◆ **Goal of the exercise**
Please report how many lines below contain "Split", writing nothing except the number.

□ □ □

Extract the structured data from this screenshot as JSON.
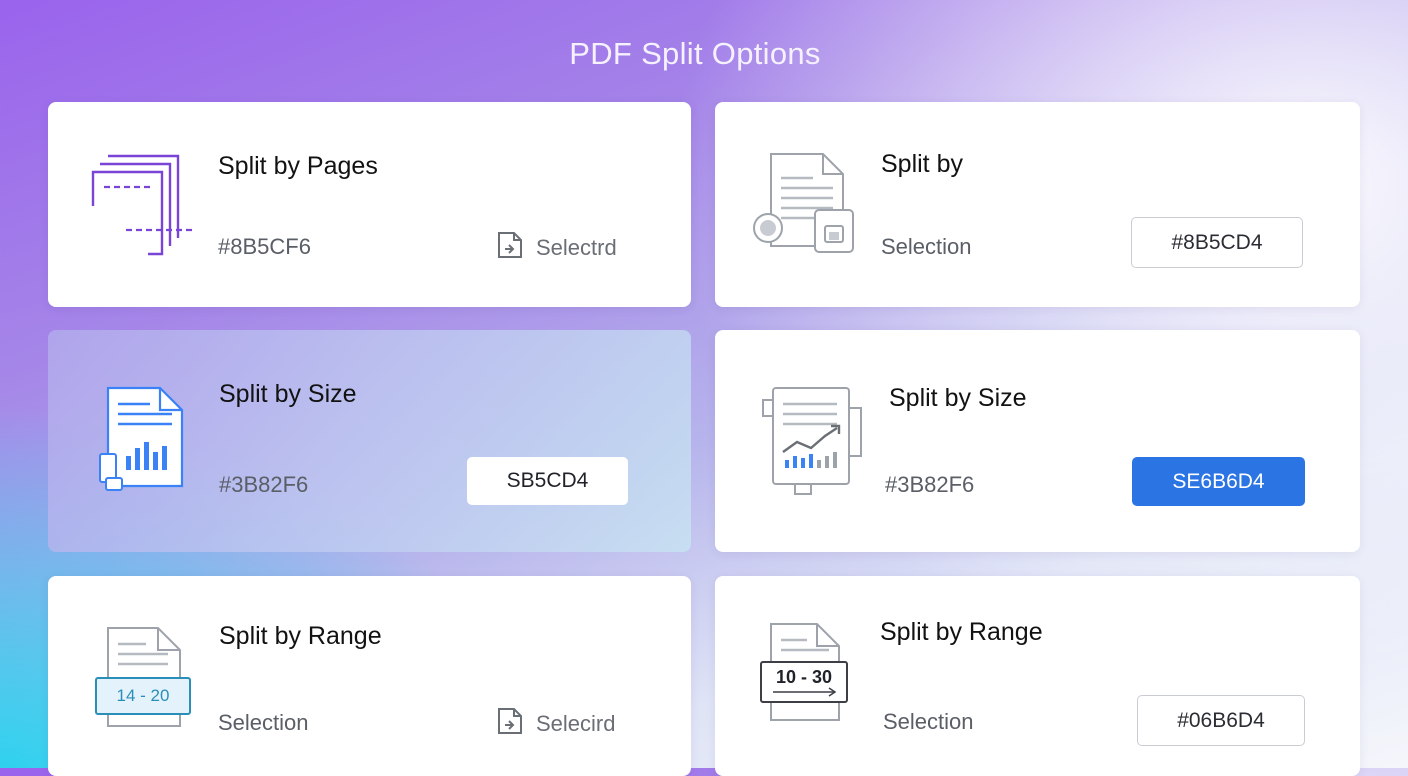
{
  "page": {
    "title": "PDF Split Options"
  },
  "cards": [
    {
      "heading": "Split by Pages",
      "sub": "#8B5CF6",
      "action_label": "Selectrd"
    },
    {
      "heading": "Split by",
      "sub": "Selection",
      "button_label": "#8B5CD4"
    },
    {
      "heading": "Split by Size",
      "sub": "#3B82F6",
      "button_label": "SB5CD4"
    },
    {
      "heading": "Split by Size",
      "sub": "#3B82F6",
      "button_label": "SE6B6D4"
    },
    {
      "heading": "Split by Range",
      "sub": "Selection",
      "action_label": "Selecird",
      "icon_text": "14 - 20"
    },
    {
      "heading": "Split by Range",
      "sub": "Selection",
      "button_label": "#06B6D4",
      "icon_text": "10 - 30"
    }
  ],
  "icons": {
    "card1": "stacked-pages-icon",
    "card2": "document-lock-icon",
    "card3": "document-bar-chart-icon",
    "card4": "document-trend-chart-icon",
    "card5": "document-range-icon",
    "card6": "document-range-icon",
    "action": "file-select-icon"
  },
  "colors": {
    "accent_purple": "#8B5CF6",
    "accent_blue": "#3B82F6",
    "primary_button": "#2B74E4",
    "range_teal": "#2A8FB8"
  }
}
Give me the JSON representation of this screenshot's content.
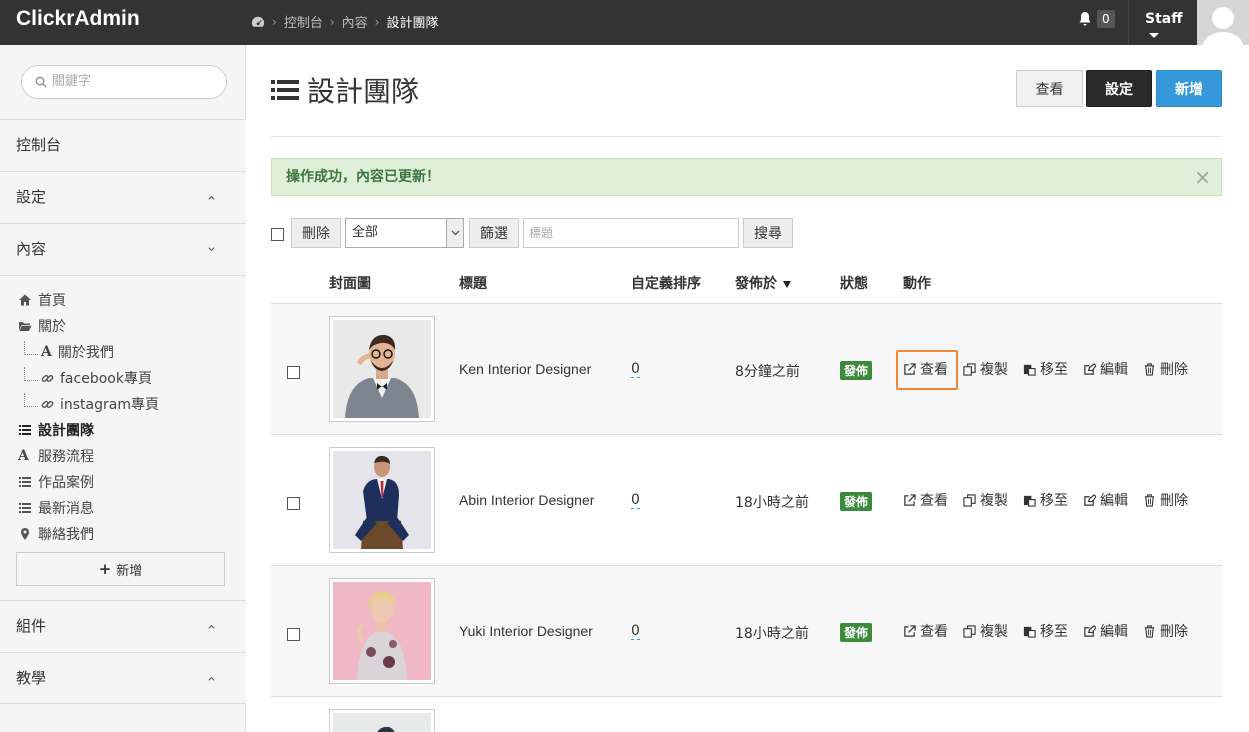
{
  "topbar": {
    "brand": "ClickrAdmin",
    "breadcrumb": [
      "控制台",
      "內容",
      "設計團隊"
    ],
    "notification_count": "0",
    "user_label": "Staff"
  },
  "sidebar": {
    "search_placeholder": "關鍵字",
    "sections": {
      "dashboard": "控制台",
      "settings": "設定",
      "content": "內容",
      "components": "組件",
      "tutorials": "教學"
    },
    "nav": {
      "home": "首頁",
      "about": "關於",
      "about_us": "關於我們",
      "facebook": "facebook專頁",
      "instagram": "instagram專頁",
      "design_team": "設計團隊",
      "service_flow": "服務流程",
      "portfolio": "作品案例",
      "news": "最新消息",
      "contact": "聯絡我們"
    },
    "add_label": "新增"
  },
  "main": {
    "title": "設計團隊",
    "buttons": {
      "view": "查看",
      "settings": "設定",
      "new": "新增"
    },
    "alert": "操作成功，內容已更新！",
    "alert_close": "×",
    "toolbar": {
      "delete": "刪除",
      "filter_value": "全部",
      "filter_btn": "篩選",
      "title_placeholder": "標題",
      "search_btn": "搜尋"
    },
    "columns": {
      "cover": "封面圖",
      "title": "標題",
      "order": "自定義排序",
      "published": "發佈於",
      "status": "狀態",
      "actions": "動作"
    },
    "actions": {
      "view": "查看",
      "copy": "複製",
      "move": "移至",
      "edit": "編輯",
      "delete": "刪除"
    },
    "rows": [
      {
        "title": "Ken Interior Designer",
        "order": "0",
        "time": "8分鐘之前",
        "status": "發佈"
      },
      {
        "title": "Abin Interior Designer",
        "order": "0",
        "time": "18小時之前",
        "status": "發佈"
      },
      {
        "title": "Yuki Interior Designer",
        "order": "0",
        "time": "18小時之前",
        "status": "發佈"
      }
    ]
  },
  "colors": {
    "topbar_bg": "#333333",
    "primary_blue": "#3498db",
    "dark_button": "#2b2b2b",
    "success_bg": "#dff0d8",
    "success_text": "#3c763d",
    "badge_green": "#3c8a3c",
    "highlight_orange": "#f0883a"
  }
}
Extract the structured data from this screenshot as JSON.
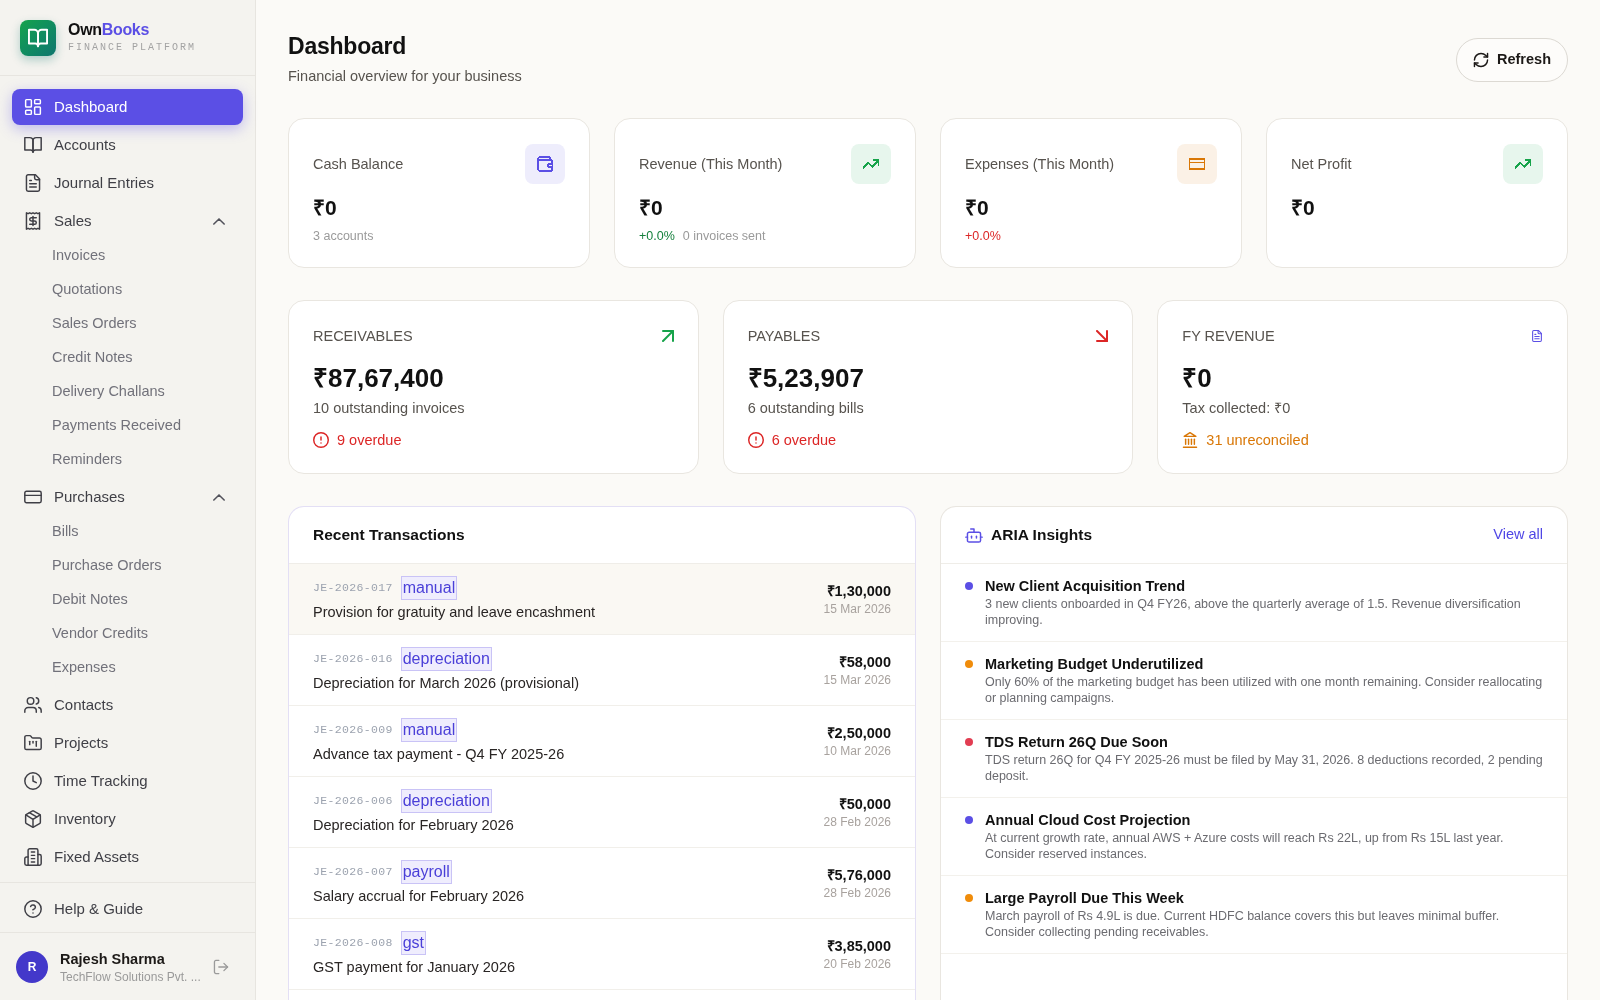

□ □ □

◆ **Worked solution**
7